Input for this task »
====================

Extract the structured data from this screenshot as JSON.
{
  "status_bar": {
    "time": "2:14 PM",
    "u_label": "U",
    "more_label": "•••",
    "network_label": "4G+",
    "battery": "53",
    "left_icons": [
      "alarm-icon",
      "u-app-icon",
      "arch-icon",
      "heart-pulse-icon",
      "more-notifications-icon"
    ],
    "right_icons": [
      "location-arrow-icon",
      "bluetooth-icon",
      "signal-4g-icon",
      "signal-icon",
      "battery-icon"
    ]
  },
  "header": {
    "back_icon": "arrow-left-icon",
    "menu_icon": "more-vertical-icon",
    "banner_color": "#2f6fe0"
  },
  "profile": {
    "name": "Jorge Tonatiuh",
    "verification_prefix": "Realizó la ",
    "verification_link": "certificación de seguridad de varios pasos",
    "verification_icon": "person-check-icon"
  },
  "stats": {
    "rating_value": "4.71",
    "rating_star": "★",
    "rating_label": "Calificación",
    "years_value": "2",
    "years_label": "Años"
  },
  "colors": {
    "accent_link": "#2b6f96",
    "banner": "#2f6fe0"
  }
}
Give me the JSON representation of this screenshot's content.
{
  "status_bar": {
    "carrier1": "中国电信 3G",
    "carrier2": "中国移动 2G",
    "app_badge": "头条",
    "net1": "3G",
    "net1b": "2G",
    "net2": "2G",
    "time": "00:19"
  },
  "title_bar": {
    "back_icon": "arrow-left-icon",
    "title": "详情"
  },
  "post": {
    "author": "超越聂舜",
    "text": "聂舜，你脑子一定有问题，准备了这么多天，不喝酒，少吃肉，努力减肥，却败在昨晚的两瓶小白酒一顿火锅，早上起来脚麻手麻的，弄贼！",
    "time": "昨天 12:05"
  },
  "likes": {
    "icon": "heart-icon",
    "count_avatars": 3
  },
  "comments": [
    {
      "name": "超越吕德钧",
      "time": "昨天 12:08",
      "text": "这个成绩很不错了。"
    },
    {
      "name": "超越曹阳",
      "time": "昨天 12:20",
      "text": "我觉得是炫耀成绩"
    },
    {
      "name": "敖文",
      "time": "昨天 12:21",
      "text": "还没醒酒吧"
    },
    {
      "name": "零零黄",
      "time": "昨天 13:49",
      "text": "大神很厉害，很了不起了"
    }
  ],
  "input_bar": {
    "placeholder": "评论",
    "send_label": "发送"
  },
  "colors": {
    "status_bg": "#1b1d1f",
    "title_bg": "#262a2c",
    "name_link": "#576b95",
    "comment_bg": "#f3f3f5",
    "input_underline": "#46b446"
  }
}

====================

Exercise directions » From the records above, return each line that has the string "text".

Written solution »
    "text": "聂舜，你脑子一定有问题，准备了这么多天，不喝酒，少吃肉，努力减肥，却败在昨晚的两瓶小白酒一顿火锅，早上起来脚麻手麻的，弄贼！",
      "text": "这个成绩很不错了。"
      "text": "我觉得是炫耀成绩"
      "text": "还没醒酒吧"
      "text": "大神很厉害，很了不起了"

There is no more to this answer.